*The problem:* Across all the lines of the following material, count those that include the word "list" and give only the result.

Top of Records for this exercise

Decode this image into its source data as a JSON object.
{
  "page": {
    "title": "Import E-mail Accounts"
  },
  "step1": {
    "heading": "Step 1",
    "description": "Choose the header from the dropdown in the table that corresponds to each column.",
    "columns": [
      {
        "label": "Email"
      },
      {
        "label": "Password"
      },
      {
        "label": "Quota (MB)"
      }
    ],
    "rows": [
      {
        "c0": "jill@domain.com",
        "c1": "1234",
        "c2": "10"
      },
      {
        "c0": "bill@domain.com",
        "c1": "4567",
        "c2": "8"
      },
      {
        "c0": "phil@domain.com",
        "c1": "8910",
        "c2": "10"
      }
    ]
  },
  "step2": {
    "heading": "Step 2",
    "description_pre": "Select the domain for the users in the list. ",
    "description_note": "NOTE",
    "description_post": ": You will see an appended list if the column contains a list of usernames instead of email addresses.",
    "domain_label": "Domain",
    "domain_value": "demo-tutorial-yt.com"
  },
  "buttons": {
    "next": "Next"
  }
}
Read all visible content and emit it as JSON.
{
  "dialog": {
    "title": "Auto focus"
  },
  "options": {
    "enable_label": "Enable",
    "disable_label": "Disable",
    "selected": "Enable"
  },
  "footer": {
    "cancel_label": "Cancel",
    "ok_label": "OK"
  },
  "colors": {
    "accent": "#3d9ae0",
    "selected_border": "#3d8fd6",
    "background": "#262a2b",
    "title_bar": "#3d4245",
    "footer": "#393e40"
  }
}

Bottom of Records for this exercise

*Reply to the task:* 2